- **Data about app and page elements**

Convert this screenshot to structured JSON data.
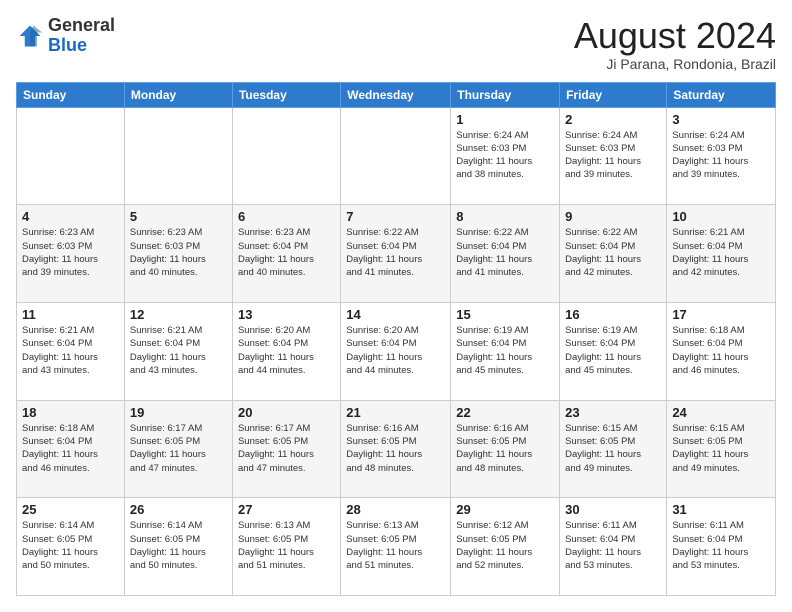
{
  "header": {
    "logo_line1": "General",
    "logo_line2": "Blue",
    "month_title": "August 2024",
    "location": "Ji Parana, Rondonia, Brazil"
  },
  "days_of_week": [
    "Sunday",
    "Monday",
    "Tuesday",
    "Wednesday",
    "Thursday",
    "Friday",
    "Saturday"
  ],
  "weeks": [
    [
      {
        "day": "",
        "info": ""
      },
      {
        "day": "",
        "info": ""
      },
      {
        "day": "",
        "info": ""
      },
      {
        "day": "",
        "info": ""
      },
      {
        "day": "1",
        "info": "Sunrise: 6:24 AM\nSunset: 6:03 PM\nDaylight: 11 hours\nand 38 minutes."
      },
      {
        "day": "2",
        "info": "Sunrise: 6:24 AM\nSunset: 6:03 PM\nDaylight: 11 hours\nand 39 minutes."
      },
      {
        "day": "3",
        "info": "Sunrise: 6:24 AM\nSunset: 6:03 PM\nDaylight: 11 hours\nand 39 minutes."
      }
    ],
    [
      {
        "day": "4",
        "info": "Sunrise: 6:23 AM\nSunset: 6:03 PM\nDaylight: 11 hours\nand 39 minutes."
      },
      {
        "day": "5",
        "info": "Sunrise: 6:23 AM\nSunset: 6:03 PM\nDaylight: 11 hours\nand 40 minutes."
      },
      {
        "day": "6",
        "info": "Sunrise: 6:23 AM\nSunset: 6:04 PM\nDaylight: 11 hours\nand 40 minutes."
      },
      {
        "day": "7",
        "info": "Sunrise: 6:22 AM\nSunset: 6:04 PM\nDaylight: 11 hours\nand 41 minutes."
      },
      {
        "day": "8",
        "info": "Sunrise: 6:22 AM\nSunset: 6:04 PM\nDaylight: 11 hours\nand 41 minutes."
      },
      {
        "day": "9",
        "info": "Sunrise: 6:22 AM\nSunset: 6:04 PM\nDaylight: 11 hours\nand 42 minutes."
      },
      {
        "day": "10",
        "info": "Sunrise: 6:21 AM\nSunset: 6:04 PM\nDaylight: 11 hours\nand 42 minutes."
      }
    ],
    [
      {
        "day": "11",
        "info": "Sunrise: 6:21 AM\nSunset: 6:04 PM\nDaylight: 11 hours\nand 43 minutes."
      },
      {
        "day": "12",
        "info": "Sunrise: 6:21 AM\nSunset: 6:04 PM\nDaylight: 11 hours\nand 43 minutes."
      },
      {
        "day": "13",
        "info": "Sunrise: 6:20 AM\nSunset: 6:04 PM\nDaylight: 11 hours\nand 44 minutes."
      },
      {
        "day": "14",
        "info": "Sunrise: 6:20 AM\nSunset: 6:04 PM\nDaylight: 11 hours\nand 44 minutes."
      },
      {
        "day": "15",
        "info": "Sunrise: 6:19 AM\nSunset: 6:04 PM\nDaylight: 11 hours\nand 45 minutes."
      },
      {
        "day": "16",
        "info": "Sunrise: 6:19 AM\nSunset: 6:04 PM\nDaylight: 11 hours\nand 45 minutes."
      },
      {
        "day": "17",
        "info": "Sunrise: 6:18 AM\nSunset: 6:04 PM\nDaylight: 11 hours\nand 46 minutes."
      }
    ],
    [
      {
        "day": "18",
        "info": "Sunrise: 6:18 AM\nSunset: 6:04 PM\nDaylight: 11 hours\nand 46 minutes."
      },
      {
        "day": "19",
        "info": "Sunrise: 6:17 AM\nSunset: 6:05 PM\nDaylight: 11 hours\nand 47 minutes."
      },
      {
        "day": "20",
        "info": "Sunrise: 6:17 AM\nSunset: 6:05 PM\nDaylight: 11 hours\nand 47 minutes."
      },
      {
        "day": "21",
        "info": "Sunrise: 6:16 AM\nSunset: 6:05 PM\nDaylight: 11 hours\nand 48 minutes."
      },
      {
        "day": "22",
        "info": "Sunrise: 6:16 AM\nSunset: 6:05 PM\nDaylight: 11 hours\nand 48 minutes."
      },
      {
        "day": "23",
        "info": "Sunrise: 6:15 AM\nSunset: 6:05 PM\nDaylight: 11 hours\nand 49 minutes."
      },
      {
        "day": "24",
        "info": "Sunrise: 6:15 AM\nSunset: 6:05 PM\nDaylight: 11 hours\nand 49 minutes."
      }
    ],
    [
      {
        "day": "25",
        "info": "Sunrise: 6:14 AM\nSunset: 6:05 PM\nDaylight: 11 hours\nand 50 minutes."
      },
      {
        "day": "26",
        "info": "Sunrise: 6:14 AM\nSunset: 6:05 PM\nDaylight: 11 hours\nand 50 minutes."
      },
      {
        "day": "27",
        "info": "Sunrise: 6:13 AM\nSunset: 6:05 PM\nDaylight: 11 hours\nand 51 minutes."
      },
      {
        "day": "28",
        "info": "Sunrise: 6:13 AM\nSunset: 6:05 PM\nDaylight: 11 hours\nand 51 minutes."
      },
      {
        "day": "29",
        "info": "Sunrise: 6:12 AM\nSunset: 6:05 PM\nDaylight: 11 hours\nand 52 minutes."
      },
      {
        "day": "30",
        "info": "Sunrise: 6:11 AM\nSunset: 6:04 PM\nDaylight: 11 hours\nand 53 minutes."
      },
      {
        "day": "31",
        "info": "Sunrise: 6:11 AM\nSunset: 6:04 PM\nDaylight: 11 hours\nand 53 minutes."
      }
    ]
  ]
}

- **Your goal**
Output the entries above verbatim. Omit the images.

- **Response box**
Convert this screenshot to structured JSON data.
{
  "header": {
    "logo_line1": "General",
    "logo_line2": "Blue",
    "month_title": "August 2024",
    "location": "Ji Parana, Rondonia, Brazil"
  },
  "days_of_week": [
    "Sunday",
    "Monday",
    "Tuesday",
    "Wednesday",
    "Thursday",
    "Friday",
    "Saturday"
  ],
  "weeks": [
    [
      {
        "day": "",
        "info": ""
      },
      {
        "day": "",
        "info": ""
      },
      {
        "day": "",
        "info": ""
      },
      {
        "day": "",
        "info": ""
      },
      {
        "day": "1",
        "info": "Sunrise: 6:24 AM\nSunset: 6:03 PM\nDaylight: 11 hours\nand 38 minutes."
      },
      {
        "day": "2",
        "info": "Sunrise: 6:24 AM\nSunset: 6:03 PM\nDaylight: 11 hours\nand 39 minutes."
      },
      {
        "day": "3",
        "info": "Sunrise: 6:24 AM\nSunset: 6:03 PM\nDaylight: 11 hours\nand 39 minutes."
      }
    ],
    [
      {
        "day": "4",
        "info": "Sunrise: 6:23 AM\nSunset: 6:03 PM\nDaylight: 11 hours\nand 39 minutes."
      },
      {
        "day": "5",
        "info": "Sunrise: 6:23 AM\nSunset: 6:03 PM\nDaylight: 11 hours\nand 40 minutes."
      },
      {
        "day": "6",
        "info": "Sunrise: 6:23 AM\nSunset: 6:04 PM\nDaylight: 11 hours\nand 40 minutes."
      },
      {
        "day": "7",
        "info": "Sunrise: 6:22 AM\nSunset: 6:04 PM\nDaylight: 11 hours\nand 41 minutes."
      },
      {
        "day": "8",
        "info": "Sunrise: 6:22 AM\nSunset: 6:04 PM\nDaylight: 11 hours\nand 41 minutes."
      },
      {
        "day": "9",
        "info": "Sunrise: 6:22 AM\nSunset: 6:04 PM\nDaylight: 11 hours\nand 42 minutes."
      },
      {
        "day": "10",
        "info": "Sunrise: 6:21 AM\nSunset: 6:04 PM\nDaylight: 11 hours\nand 42 minutes."
      }
    ],
    [
      {
        "day": "11",
        "info": "Sunrise: 6:21 AM\nSunset: 6:04 PM\nDaylight: 11 hours\nand 43 minutes."
      },
      {
        "day": "12",
        "info": "Sunrise: 6:21 AM\nSunset: 6:04 PM\nDaylight: 11 hours\nand 43 minutes."
      },
      {
        "day": "13",
        "info": "Sunrise: 6:20 AM\nSunset: 6:04 PM\nDaylight: 11 hours\nand 44 minutes."
      },
      {
        "day": "14",
        "info": "Sunrise: 6:20 AM\nSunset: 6:04 PM\nDaylight: 11 hours\nand 44 minutes."
      },
      {
        "day": "15",
        "info": "Sunrise: 6:19 AM\nSunset: 6:04 PM\nDaylight: 11 hours\nand 45 minutes."
      },
      {
        "day": "16",
        "info": "Sunrise: 6:19 AM\nSunset: 6:04 PM\nDaylight: 11 hours\nand 45 minutes."
      },
      {
        "day": "17",
        "info": "Sunrise: 6:18 AM\nSunset: 6:04 PM\nDaylight: 11 hours\nand 46 minutes."
      }
    ],
    [
      {
        "day": "18",
        "info": "Sunrise: 6:18 AM\nSunset: 6:04 PM\nDaylight: 11 hours\nand 46 minutes."
      },
      {
        "day": "19",
        "info": "Sunrise: 6:17 AM\nSunset: 6:05 PM\nDaylight: 11 hours\nand 47 minutes."
      },
      {
        "day": "20",
        "info": "Sunrise: 6:17 AM\nSunset: 6:05 PM\nDaylight: 11 hours\nand 47 minutes."
      },
      {
        "day": "21",
        "info": "Sunrise: 6:16 AM\nSunset: 6:05 PM\nDaylight: 11 hours\nand 48 minutes."
      },
      {
        "day": "22",
        "info": "Sunrise: 6:16 AM\nSunset: 6:05 PM\nDaylight: 11 hours\nand 48 minutes."
      },
      {
        "day": "23",
        "info": "Sunrise: 6:15 AM\nSunset: 6:05 PM\nDaylight: 11 hours\nand 49 minutes."
      },
      {
        "day": "24",
        "info": "Sunrise: 6:15 AM\nSunset: 6:05 PM\nDaylight: 11 hours\nand 49 minutes."
      }
    ],
    [
      {
        "day": "25",
        "info": "Sunrise: 6:14 AM\nSunset: 6:05 PM\nDaylight: 11 hours\nand 50 minutes."
      },
      {
        "day": "26",
        "info": "Sunrise: 6:14 AM\nSunset: 6:05 PM\nDaylight: 11 hours\nand 50 minutes."
      },
      {
        "day": "27",
        "info": "Sunrise: 6:13 AM\nSunset: 6:05 PM\nDaylight: 11 hours\nand 51 minutes."
      },
      {
        "day": "28",
        "info": "Sunrise: 6:13 AM\nSunset: 6:05 PM\nDaylight: 11 hours\nand 51 minutes."
      },
      {
        "day": "29",
        "info": "Sunrise: 6:12 AM\nSunset: 6:05 PM\nDaylight: 11 hours\nand 52 minutes."
      },
      {
        "day": "30",
        "info": "Sunrise: 6:11 AM\nSunset: 6:04 PM\nDaylight: 11 hours\nand 53 minutes."
      },
      {
        "day": "31",
        "info": "Sunrise: 6:11 AM\nSunset: 6:04 PM\nDaylight: 11 hours\nand 53 minutes."
      }
    ]
  ]
}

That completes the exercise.